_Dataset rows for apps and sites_
-*-

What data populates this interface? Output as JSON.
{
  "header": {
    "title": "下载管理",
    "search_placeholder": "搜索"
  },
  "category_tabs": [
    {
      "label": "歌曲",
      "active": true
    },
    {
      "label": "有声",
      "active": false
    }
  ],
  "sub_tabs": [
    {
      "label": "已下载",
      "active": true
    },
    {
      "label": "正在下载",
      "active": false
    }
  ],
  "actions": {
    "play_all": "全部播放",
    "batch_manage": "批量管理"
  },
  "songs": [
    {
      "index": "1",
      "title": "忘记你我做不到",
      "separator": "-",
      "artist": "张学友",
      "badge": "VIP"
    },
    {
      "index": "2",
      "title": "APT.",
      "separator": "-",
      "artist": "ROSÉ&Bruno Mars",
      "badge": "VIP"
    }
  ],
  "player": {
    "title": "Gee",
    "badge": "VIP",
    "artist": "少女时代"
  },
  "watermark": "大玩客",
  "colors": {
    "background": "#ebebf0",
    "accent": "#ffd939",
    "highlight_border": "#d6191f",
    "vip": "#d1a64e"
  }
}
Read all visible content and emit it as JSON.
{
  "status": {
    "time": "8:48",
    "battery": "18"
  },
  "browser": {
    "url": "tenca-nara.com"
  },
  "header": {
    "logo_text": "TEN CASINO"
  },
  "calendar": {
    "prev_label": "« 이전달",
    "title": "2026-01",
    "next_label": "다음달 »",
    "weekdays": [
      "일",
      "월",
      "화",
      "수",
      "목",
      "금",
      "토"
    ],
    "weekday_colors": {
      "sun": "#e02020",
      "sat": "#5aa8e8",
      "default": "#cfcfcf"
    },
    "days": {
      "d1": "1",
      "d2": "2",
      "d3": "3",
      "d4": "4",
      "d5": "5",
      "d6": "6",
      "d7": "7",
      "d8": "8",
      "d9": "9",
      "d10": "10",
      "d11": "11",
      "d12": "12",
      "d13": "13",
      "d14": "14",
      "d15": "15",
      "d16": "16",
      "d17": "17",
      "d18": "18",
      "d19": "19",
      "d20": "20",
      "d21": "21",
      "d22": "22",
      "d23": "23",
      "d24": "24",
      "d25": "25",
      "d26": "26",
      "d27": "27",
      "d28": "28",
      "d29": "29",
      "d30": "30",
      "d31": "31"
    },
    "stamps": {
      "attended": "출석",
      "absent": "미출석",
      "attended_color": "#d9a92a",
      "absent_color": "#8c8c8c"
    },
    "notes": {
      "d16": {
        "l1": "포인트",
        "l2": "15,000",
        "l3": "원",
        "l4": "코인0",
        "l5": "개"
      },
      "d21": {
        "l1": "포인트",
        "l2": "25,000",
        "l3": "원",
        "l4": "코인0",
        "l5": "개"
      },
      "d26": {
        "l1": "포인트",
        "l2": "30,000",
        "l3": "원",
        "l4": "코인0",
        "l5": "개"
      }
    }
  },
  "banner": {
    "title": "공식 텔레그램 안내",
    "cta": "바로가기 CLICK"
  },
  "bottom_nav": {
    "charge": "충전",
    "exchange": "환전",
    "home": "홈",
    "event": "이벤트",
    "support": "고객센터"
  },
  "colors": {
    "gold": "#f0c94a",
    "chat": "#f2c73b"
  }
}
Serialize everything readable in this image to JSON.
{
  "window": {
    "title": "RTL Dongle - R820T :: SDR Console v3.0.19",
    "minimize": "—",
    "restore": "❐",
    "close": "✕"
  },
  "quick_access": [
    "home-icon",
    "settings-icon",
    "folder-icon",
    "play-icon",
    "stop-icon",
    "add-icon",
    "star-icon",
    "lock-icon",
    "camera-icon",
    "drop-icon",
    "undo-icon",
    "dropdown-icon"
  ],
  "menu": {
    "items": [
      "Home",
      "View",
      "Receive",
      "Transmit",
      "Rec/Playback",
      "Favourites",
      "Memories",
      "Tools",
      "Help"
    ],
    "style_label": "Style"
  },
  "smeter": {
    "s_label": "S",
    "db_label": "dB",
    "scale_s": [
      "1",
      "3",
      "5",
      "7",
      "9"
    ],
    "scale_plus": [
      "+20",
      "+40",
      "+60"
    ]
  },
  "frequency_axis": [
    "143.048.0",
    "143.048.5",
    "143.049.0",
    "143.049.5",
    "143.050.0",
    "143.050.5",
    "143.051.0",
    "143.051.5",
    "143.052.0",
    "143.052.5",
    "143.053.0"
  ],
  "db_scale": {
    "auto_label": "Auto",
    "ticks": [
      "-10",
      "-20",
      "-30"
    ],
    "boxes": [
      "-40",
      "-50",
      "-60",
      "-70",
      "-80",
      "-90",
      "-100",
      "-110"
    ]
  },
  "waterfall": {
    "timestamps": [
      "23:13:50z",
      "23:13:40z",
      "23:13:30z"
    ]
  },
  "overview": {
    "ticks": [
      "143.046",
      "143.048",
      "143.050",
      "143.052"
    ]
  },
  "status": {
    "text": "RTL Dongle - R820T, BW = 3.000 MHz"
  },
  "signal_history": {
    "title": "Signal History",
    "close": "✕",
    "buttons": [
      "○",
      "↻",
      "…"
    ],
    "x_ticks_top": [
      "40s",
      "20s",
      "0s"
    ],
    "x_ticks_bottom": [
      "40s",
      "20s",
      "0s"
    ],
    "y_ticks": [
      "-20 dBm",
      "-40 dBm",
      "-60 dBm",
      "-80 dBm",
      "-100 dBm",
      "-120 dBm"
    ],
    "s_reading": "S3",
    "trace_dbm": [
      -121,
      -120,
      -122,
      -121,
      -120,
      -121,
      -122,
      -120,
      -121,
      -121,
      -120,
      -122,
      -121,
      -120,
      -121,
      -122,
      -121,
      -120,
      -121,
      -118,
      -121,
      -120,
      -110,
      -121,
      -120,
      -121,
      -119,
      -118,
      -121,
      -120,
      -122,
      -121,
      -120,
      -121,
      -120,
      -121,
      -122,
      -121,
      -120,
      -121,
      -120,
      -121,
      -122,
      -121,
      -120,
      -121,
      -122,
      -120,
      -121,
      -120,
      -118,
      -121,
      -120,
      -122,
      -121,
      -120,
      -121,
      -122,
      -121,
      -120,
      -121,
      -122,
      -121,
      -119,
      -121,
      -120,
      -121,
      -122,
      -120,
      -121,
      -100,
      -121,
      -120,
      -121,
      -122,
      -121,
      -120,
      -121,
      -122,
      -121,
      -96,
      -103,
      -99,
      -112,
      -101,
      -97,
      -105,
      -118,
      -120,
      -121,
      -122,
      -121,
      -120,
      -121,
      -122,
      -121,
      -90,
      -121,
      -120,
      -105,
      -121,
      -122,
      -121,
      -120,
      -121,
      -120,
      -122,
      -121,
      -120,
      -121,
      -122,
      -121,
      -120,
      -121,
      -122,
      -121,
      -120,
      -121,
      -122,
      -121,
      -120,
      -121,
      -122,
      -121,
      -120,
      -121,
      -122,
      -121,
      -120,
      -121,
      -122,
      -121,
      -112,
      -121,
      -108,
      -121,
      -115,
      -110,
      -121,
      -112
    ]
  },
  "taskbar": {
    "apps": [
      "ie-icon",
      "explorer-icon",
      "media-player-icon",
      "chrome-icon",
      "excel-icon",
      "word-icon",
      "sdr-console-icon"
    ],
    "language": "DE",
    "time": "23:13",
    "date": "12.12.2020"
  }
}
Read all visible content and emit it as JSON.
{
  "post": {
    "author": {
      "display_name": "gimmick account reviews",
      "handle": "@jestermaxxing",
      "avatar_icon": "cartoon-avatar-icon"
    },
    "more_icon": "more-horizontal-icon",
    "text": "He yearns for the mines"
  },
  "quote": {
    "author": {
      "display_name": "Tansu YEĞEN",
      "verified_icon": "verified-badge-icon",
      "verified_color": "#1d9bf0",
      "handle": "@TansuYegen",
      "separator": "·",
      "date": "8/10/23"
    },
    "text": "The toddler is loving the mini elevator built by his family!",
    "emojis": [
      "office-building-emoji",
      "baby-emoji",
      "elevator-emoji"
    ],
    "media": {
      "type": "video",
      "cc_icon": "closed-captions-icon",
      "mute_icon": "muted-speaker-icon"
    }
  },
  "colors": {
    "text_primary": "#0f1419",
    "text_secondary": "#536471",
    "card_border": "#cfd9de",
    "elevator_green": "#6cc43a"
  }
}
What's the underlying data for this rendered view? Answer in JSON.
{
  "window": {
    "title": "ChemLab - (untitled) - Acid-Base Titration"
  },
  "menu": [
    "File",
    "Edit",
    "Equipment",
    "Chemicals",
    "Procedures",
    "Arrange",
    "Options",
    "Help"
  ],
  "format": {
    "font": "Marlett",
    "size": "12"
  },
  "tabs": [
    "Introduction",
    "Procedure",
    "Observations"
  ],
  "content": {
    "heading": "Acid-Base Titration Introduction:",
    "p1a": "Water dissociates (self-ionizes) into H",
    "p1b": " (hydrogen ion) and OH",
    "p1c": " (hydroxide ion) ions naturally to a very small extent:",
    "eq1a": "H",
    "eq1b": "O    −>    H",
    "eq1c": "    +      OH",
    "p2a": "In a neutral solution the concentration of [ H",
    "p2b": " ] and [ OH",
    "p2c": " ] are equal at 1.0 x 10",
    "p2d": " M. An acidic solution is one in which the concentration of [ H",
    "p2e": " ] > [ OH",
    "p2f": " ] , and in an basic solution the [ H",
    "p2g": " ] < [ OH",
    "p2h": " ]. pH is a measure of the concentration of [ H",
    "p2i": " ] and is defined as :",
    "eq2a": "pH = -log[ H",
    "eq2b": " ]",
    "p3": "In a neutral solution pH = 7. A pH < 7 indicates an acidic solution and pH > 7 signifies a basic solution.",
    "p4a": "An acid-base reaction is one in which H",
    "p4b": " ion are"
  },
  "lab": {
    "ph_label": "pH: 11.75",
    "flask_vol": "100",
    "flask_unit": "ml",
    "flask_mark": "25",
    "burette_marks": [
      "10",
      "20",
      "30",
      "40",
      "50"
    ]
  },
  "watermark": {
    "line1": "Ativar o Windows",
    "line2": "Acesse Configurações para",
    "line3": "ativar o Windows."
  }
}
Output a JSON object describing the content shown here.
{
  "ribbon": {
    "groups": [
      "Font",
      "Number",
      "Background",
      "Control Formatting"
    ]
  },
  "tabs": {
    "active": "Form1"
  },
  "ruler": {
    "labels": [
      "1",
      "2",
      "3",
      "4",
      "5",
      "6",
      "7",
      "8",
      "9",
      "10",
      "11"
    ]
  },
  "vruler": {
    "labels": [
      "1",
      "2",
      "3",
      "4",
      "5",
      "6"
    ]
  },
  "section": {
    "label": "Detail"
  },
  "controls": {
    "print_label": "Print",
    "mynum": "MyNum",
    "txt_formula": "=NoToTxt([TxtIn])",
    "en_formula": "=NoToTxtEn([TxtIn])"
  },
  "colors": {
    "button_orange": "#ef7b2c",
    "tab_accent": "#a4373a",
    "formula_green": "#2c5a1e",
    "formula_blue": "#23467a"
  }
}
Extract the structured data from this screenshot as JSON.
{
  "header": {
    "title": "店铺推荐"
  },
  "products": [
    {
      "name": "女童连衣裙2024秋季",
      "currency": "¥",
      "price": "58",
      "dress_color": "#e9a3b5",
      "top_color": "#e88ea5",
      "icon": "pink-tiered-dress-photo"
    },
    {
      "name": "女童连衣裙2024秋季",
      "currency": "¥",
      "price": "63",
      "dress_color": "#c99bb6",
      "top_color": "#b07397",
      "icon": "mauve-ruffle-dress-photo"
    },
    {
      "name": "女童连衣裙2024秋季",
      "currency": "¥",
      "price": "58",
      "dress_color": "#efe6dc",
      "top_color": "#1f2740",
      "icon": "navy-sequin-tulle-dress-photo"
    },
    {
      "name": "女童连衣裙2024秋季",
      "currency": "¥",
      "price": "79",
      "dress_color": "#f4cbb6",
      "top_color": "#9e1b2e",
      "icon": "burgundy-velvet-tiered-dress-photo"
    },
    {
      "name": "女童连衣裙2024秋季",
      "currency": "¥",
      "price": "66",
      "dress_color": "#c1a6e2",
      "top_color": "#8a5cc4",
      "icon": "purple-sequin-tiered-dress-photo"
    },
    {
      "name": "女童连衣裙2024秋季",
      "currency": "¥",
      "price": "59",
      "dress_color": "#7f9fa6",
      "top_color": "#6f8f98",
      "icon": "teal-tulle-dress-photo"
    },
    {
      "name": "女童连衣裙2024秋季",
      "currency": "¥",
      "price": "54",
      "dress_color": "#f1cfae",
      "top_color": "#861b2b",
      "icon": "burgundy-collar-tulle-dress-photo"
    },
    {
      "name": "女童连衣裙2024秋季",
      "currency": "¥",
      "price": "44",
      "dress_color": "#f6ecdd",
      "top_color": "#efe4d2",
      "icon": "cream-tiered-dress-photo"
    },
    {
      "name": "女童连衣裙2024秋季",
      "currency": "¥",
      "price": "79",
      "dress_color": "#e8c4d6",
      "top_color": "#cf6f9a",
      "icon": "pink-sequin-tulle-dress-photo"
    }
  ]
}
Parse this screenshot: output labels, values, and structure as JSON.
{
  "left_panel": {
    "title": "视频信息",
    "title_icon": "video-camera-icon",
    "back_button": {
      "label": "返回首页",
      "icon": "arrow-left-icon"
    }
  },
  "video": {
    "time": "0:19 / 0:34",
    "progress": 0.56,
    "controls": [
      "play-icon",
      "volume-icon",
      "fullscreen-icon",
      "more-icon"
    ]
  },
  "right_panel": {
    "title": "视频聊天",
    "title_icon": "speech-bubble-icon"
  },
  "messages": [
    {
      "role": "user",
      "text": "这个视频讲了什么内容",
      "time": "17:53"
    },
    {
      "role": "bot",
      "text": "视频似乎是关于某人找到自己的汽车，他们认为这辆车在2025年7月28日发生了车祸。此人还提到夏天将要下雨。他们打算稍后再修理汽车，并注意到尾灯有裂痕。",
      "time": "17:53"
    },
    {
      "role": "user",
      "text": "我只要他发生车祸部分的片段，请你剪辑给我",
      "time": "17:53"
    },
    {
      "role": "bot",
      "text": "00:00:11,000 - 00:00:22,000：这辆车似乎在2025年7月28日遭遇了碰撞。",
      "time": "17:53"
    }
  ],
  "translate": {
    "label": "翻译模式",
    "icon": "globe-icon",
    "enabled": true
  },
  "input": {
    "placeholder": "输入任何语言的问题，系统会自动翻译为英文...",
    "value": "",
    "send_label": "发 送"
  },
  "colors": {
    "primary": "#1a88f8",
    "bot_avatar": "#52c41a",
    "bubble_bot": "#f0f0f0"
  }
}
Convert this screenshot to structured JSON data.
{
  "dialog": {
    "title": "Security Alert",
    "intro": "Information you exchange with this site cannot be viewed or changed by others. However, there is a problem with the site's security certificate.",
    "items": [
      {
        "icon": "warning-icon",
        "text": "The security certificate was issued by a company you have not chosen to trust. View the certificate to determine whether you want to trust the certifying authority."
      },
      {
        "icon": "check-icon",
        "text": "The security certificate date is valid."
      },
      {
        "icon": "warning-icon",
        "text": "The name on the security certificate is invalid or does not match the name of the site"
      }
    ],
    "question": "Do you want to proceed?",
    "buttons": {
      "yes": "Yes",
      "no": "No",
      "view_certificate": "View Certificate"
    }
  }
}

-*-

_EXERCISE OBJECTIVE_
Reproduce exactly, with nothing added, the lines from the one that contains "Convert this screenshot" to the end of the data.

_WRITTEN SOLUTION_
Convert this screenshot to structured JSON data.
{
  "dialog": {
    "title": "Security Alert",
    "intro": "Information you exchange with this site cannot be viewed or changed by others. However, there is a problem with the site's security certificate.",
    "items": [
      {
        "icon": "warning-icon",
        "text": "The security certificate was issued by a company you have not chosen to trust. View the certificate to determine whether you want to trust the certifying authority."
      },
      {
        "icon": "check-icon",
        "text": "The security certificate date is valid."
      },
      {
        "icon": "warning-icon",
        "text": "The name on the security certificate is invalid or does not match the name of the site"
      }
    ],
    "question": "Do you want to proceed?",
    "buttons": {
      "yes": "Yes",
      "no": "No",
      "view_certificate": "View Certificate"
    }
  }
}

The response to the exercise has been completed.